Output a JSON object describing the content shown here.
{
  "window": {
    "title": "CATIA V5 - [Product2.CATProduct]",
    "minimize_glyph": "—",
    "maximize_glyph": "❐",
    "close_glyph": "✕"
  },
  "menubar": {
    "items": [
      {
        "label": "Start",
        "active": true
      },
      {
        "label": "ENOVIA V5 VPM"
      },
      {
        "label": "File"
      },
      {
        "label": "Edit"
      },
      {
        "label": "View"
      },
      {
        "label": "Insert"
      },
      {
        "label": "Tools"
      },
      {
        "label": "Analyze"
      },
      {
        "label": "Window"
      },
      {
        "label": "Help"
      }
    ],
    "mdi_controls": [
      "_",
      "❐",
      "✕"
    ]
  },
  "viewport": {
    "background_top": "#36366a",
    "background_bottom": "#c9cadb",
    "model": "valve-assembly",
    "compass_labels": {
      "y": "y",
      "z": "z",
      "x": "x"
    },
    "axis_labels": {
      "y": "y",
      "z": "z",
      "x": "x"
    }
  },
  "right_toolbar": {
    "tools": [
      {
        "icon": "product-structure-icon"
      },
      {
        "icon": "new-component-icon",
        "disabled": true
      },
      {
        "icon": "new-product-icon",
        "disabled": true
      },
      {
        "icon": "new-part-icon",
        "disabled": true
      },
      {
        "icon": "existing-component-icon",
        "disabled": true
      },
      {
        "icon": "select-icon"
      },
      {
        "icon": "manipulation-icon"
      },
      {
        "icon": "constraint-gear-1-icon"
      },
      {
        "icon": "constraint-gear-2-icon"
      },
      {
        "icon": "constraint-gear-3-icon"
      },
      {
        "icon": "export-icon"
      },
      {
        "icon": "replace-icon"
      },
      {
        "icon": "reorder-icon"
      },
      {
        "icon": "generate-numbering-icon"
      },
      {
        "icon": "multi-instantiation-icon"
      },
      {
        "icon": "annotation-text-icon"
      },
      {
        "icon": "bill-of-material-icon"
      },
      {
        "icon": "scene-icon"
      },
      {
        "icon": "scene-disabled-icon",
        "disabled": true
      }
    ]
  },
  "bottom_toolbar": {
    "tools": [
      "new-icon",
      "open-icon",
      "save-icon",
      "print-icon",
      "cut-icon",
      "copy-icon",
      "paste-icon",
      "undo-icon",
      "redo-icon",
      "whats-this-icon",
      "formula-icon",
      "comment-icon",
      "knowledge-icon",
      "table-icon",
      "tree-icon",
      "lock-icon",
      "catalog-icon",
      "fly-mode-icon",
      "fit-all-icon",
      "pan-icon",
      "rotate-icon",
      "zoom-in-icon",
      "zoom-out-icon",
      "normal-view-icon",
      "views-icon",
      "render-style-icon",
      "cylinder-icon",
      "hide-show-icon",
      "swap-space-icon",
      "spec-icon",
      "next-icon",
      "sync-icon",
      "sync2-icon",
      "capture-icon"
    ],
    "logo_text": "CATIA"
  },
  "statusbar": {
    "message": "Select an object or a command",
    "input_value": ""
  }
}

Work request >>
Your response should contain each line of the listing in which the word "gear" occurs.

Result for this task >>
        "icon": "constraint-gear-1-icon"
        "icon": "constraint-gear-2-icon"
        "icon": "constraint-gear-3-icon"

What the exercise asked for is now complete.